#### DATA PROVIDED
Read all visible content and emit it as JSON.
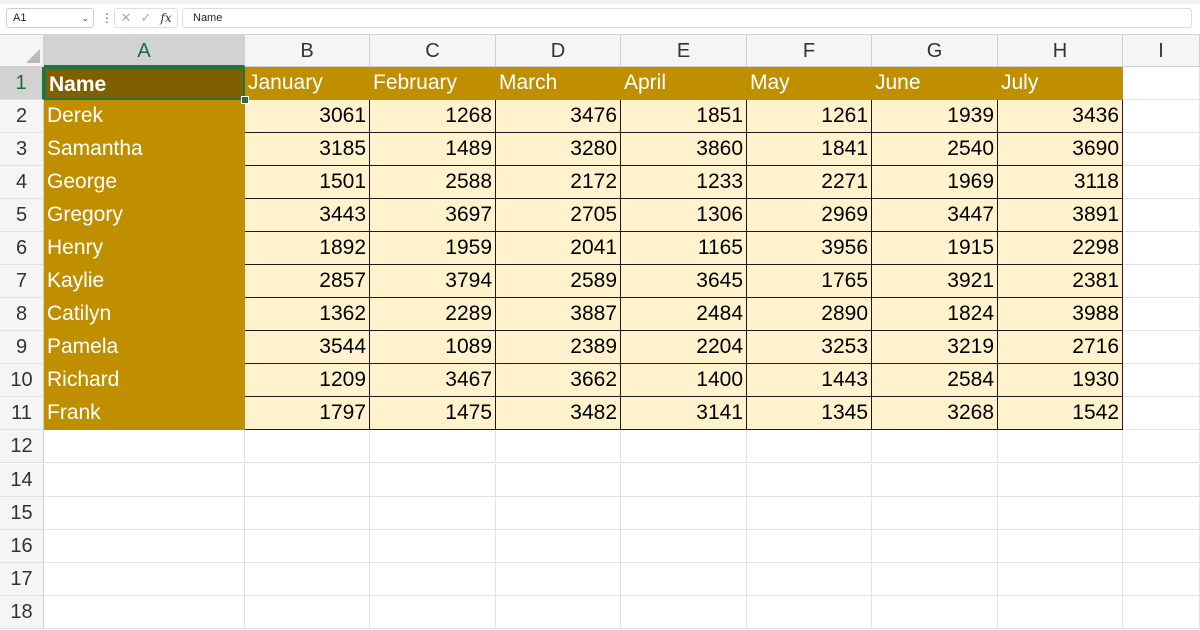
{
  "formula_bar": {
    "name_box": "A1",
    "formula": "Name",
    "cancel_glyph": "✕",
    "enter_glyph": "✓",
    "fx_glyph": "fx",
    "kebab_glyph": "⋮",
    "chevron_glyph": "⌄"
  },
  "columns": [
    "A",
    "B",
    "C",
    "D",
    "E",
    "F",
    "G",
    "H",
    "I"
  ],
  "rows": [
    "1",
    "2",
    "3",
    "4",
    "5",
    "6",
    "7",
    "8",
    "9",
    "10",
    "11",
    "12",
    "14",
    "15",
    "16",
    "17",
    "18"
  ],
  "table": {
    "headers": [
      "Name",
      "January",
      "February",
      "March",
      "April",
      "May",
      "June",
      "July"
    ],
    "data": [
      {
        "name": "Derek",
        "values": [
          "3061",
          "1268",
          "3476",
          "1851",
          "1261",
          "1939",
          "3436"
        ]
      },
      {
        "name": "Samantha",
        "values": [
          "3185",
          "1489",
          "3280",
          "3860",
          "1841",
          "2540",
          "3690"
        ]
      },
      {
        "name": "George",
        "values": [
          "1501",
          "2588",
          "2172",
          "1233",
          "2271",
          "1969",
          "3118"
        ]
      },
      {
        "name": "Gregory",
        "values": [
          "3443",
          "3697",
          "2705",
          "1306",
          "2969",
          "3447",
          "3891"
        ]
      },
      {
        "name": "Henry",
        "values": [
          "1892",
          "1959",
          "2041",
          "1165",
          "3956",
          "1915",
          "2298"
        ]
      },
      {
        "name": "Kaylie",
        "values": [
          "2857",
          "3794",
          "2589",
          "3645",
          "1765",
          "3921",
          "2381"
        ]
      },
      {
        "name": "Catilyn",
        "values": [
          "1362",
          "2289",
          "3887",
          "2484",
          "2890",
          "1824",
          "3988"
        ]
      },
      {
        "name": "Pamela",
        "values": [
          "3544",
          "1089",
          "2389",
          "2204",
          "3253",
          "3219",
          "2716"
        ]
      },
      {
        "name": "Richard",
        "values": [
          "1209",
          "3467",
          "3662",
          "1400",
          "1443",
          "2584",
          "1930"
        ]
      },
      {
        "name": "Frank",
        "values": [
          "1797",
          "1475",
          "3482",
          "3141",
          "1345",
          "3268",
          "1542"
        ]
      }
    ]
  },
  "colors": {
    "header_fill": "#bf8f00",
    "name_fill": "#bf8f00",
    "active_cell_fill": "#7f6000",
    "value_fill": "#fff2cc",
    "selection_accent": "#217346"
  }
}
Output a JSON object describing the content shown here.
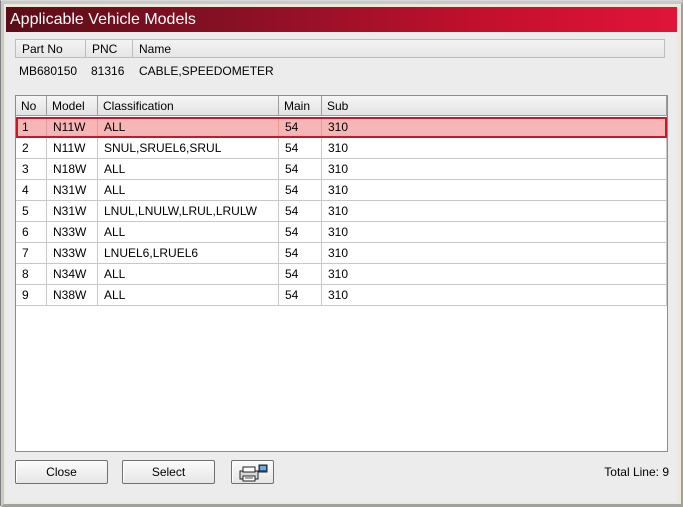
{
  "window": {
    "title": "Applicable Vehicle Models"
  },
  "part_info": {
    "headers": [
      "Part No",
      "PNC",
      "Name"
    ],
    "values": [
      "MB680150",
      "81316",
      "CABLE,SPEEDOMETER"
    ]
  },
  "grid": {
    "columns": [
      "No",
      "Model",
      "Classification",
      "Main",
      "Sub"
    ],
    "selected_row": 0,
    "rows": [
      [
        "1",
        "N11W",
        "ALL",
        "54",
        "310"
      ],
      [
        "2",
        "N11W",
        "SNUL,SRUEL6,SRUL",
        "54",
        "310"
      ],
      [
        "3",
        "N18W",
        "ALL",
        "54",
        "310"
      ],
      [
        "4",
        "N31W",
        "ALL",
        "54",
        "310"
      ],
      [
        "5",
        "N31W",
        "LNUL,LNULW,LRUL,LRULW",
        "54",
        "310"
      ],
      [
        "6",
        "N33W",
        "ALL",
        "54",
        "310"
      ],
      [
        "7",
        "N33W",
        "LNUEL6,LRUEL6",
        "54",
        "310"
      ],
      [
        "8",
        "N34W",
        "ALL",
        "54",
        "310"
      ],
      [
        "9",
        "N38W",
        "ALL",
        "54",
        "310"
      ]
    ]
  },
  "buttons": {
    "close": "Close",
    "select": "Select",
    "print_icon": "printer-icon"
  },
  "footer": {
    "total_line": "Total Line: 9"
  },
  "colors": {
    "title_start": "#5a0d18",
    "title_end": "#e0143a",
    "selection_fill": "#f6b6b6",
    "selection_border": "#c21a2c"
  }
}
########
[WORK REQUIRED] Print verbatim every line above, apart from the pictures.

[FINISHED EXERCISE]
Read all visible content and emit it as JSON.
{
  "formula_bar": {
    "name_box": "A1",
    "formula": "Name",
    "cancel_glyph": "✕",
    "enter_glyph": "✓",
    "fx_glyph": "fx",
    "kebab_glyph": "⋮",
    "chevron_glyph": "⌄"
  },
  "columns": [
    "A",
    "B",
    "C",
    "D",
    "E",
    "F",
    "G",
    "H",
    "I"
  ],
  "rows": [
    "1",
    "2",
    "3",
    "4",
    "5",
    "6",
    "7",
    "8",
    "9",
    "10",
    "11",
    "12",
    "14",
    "15",
    "16",
    "17",
    "18"
  ],
  "table": {
    "headers": [
      "Name",
      "January",
      "February",
      "March",
      "April",
      "May",
      "June",
      "July"
    ],
    "data": [
      {
        "name": "Derek",
        "values": [
          "3061",
          "1268",
          "3476",
          "1851",
          "1261",
          "1939",
          "3436"
        ]
      },
      {
        "name": "Samantha",
        "values": [
          "3185",
          "1489",
          "3280",
          "3860",
          "1841",
          "2540",
          "3690"
        ]
      },
      {
        "name": "George",
        "values": [
          "1501",
          "2588",
          "2172",
          "1233",
          "2271",
          "1969",
          "3118"
        ]
      },
      {
        "name": "Gregory",
        "values": [
          "3443",
          "3697",
          "2705",
          "1306",
          "2969",
          "3447",
          "3891"
        ]
      },
      {
        "name": "Henry",
        "values": [
          "1892",
          "1959",
          "2041",
          "1165",
          "3956",
          "1915",
          "2298"
        ]
      },
      {
        "name": "Kaylie",
        "values": [
          "2857",
          "3794",
          "2589",
          "3645",
          "1765",
          "3921",
          "2381"
        ]
      },
      {
        "name": "Catilyn",
        "values": [
          "1362",
          "2289",
          "3887",
          "2484",
          "2890",
          "1824",
          "3988"
        ]
      },
      {
        "name": "Pamela",
        "values": [
          "3544",
          "1089",
          "2389",
          "2204",
          "3253",
          "3219",
          "2716"
        ]
      },
      {
        "name": "Richard",
        "values": [
          "1209",
          "3467",
          "3662",
          "1400",
          "1443",
          "2584",
          "1930"
        ]
      },
      {
        "name": "Frank",
        "values": [
          "1797",
          "1475",
          "3482",
          "3141",
          "1345",
          "3268",
          "1542"
        ]
      }
    ]
  },
  "colors": {
    "header_fill": "#bf8f00",
    "name_fill": "#bf8f00",
    "active_cell_fill": "#7f6000",
    "value_fill": "#fff2cc",
    "selection_accent": "#217346"
  }
}
Output a JSON object describing the content shown here.
{
  "window": {
    "title": "Applicable Vehicle Models"
  },
  "part_info": {
    "headers": [
      "Part No",
      "PNC",
      "Name"
    ],
    "values": [
      "MB680150",
      "81316",
      "CABLE,SPEEDOMETER"
    ]
  },
  "grid": {
    "columns": [
      "No",
      "Model",
      "Classification",
      "Main",
      "Sub"
    ],
    "selected_row": 0,
    "rows": [
      [
        "1",
        "N11W",
        "ALL",
        "54",
        "310"
      ],
      [
        "2",
        "N11W",
        "SNUL,SRUEL6,SRUL",
        "54",
        "310"
      ],
      [
        "3",
        "N18W",
        "ALL",
        "54",
        "310"
      ],
      [
        "4",
        "N31W",
        "ALL",
        "54",
        "310"
      ],
      [
        "5",
        "N31W",
        "LNUL,LNULW,LRUL,LRULW",
        "54",
        "310"
      ],
      [
        "6",
        "N33W",
        "ALL",
        "54",
        "310"
      ],
      [
        "7",
        "N33W",
        "LNUEL6,LRUEL6",
        "54",
        "310"
      ],
      [
        "8",
        "N34W",
        "ALL",
        "54",
        "310"
      ],
      [
        "9",
        "N38W",
        "ALL",
        "54",
        "310"
      ]
    ]
  },
  "buttons": {
    "close": "Close",
    "select": "Select",
    "print_icon": "printer-icon"
  },
  "footer": {
    "total_line": "Total Line: 9"
  },
  "colors": {
    "title_start": "#5a0d18",
    "title_end": "#e0143a",
    "selection_fill": "#f6b6b6",
    "selection_border": "#c21a2c"
  }
}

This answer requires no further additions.